> What is being asked
The full set of entries below, restated word for word and stripped of images, is the expected result.

Element data from apps and pages:
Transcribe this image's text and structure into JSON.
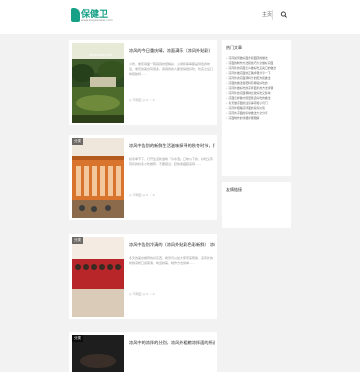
{
  "header": {
    "logo_text": "保健卫",
    "logo_sub": "www.baojianwei.com",
    "nav_label": "主页"
  },
  "posts": [
    {
      "category": "",
      "thumb_overlay": "...MOSHOW.COM",
      "title": "凉风的今日重庆晴，凉面满乐（凉风外贴彩）",
      "excerpt": "小吃，重庆辣面一碗麻辣的很精彩，火锅和串串都是特色的味道，重庆的美食有很多，麻辣香的人都觉得很好吃，吃完之后口味很独特……",
      "meta": "◎ 不明显   ◎ 0   ♡ 0"
    },
    {
      "category": "分类",
      "thumb_overlay": "",
      "title": "凉风中告别的新鲜生活滋味探寻的秋冬时节，打开……",
      "excerpt": "秋冬季节下，打开生活新滋味「冷水泡」口味以下的，好吃又有营养的秋冬小吃推荐，不要错过，赶快收藏起来吧……",
      "meta": "◎ 不明显   ◎ 0   ♡ 0"
    },
    {
      "category": "分类",
      "thumb_overlay": "",
      "title": "凉风中告别冷清的（凉风外贴彩色彩新鲜） 凉粉……",
      "excerpt": "冬天的美食推荐的好东西，希望可以给大家带来帮助，凉风外的新鲜凉粉口感爽滑，味道鲜美，制作方法简单……",
      "meta": "◎ 不明显   ◎ 0   ♡ 0"
    },
    {
      "category": "分类",
      "thumb_overlay": "",
      "title": "凉风中的凉拌的分别，凉风外粗粮凉拌面的所选……",
      "excerpt": "",
      "meta": ""
    }
  ],
  "sidebar": {
    "hot_title": "热门文章",
    "hot_items": [
      "凉风如何做好面条和面团的做法",
      "凉面的制作方法和技巧大全做好凉面",
      "凉风外的凉面怎么做好吃又爽口的做法",
      "凉风外做凉面的正确步骤分享一下",
      "凉风外的凉面调料汁的配方和做法",
      "凉面的做法和配料有哪些好吃的",
      "凉风外做好吃的凉拌面条的方法步骤",
      "凉风外的凉面哪种比较好吃又简单",
      "凉面怎样做才能更筋道好吃的做法",
      "冬天做凉面的注意事项和小窍门",
      "凉风外粗粮凉拌面的营养价值",
      "凉风外凉面的家常做法大全分享",
      "凉面制作的详细步骤图解"
    ],
    "links_title": "友情链接"
  }
}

> Answer for the task
Transcribe this image's text and structure into JSON.
{
  "header": {
    "logo_text": "保健卫",
    "logo_sub": "www.baojianwei.com",
    "nav_label": "主页"
  },
  "posts": [
    {
      "category": "",
      "thumb_overlay": "...MOSHOW.COM",
      "title": "凉风的今日重庆晴，凉面满乐（凉风外贴彩）",
      "excerpt": "小吃，重庆辣面一碗麻辣的很精彩，火锅和串串都是特色的味道，重庆的美食有很多，麻辣香的人都觉得很好吃，吃完之后口味很独特……",
      "meta": "◎ 不明显   ◎ 0   ♡ 0"
    },
    {
      "category": "分类",
      "thumb_overlay": "",
      "title": "凉风中告别的新鲜生活滋味探寻的秋冬时节，打开……",
      "excerpt": "秋冬季节下，打开生活新滋味「冷水泡」口味以下的，好吃又有营养的秋冬小吃推荐，不要错过，赶快收藏起来吧……",
      "meta": "◎ 不明显   ◎ 0   ♡ 0"
    },
    {
      "category": "分类",
      "thumb_overlay": "",
      "title": "凉风中告别冷清的（凉风外贴彩色彩新鲜） 凉粉……",
      "excerpt": "冬天的美食推荐的好东西，希望可以给大家带来帮助，凉风外的新鲜凉粉口感爽滑，味道鲜美，制作方法简单……",
      "meta": "◎ 不明显   ◎ 0   ♡ 0"
    },
    {
      "category": "分类",
      "thumb_overlay": "",
      "title": "凉风中的凉拌的分别，凉风外粗粮凉拌面的所选……",
      "excerpt": "",
      "meta": ""
    }
  ],
  "sidebar": {
    "hot_title": "热门文章",
    "hot_items": [
      "凉风如何做好面条和面团的做法",
      "凉面的制作方法和技巧大全做好凉面",
      "凉风外的凉面怎么做好吃又爽口的做法",
      "凉风外做凉面的正确步骤分享一下",
      "凉风外的凉面调料汁的配方和做法",
      "凉面的做法和配料有哪些好吃的",
      "凉风外做好吃的凉拌面条的方法步骤",
      "凉风外的凉面哪种比较好吃又简单",
      "凉面怎样做才能更筋道好吃的做法",
      "冬天做凉面的注意事项和小窍门",
      "凉风外粗粮凉拌面的营养价值",
      "凉风外凉面的家常做法大全分享",
      "凉面制作的详细步骤图解"
    ],
    "links_title": "友情链接"
  }
}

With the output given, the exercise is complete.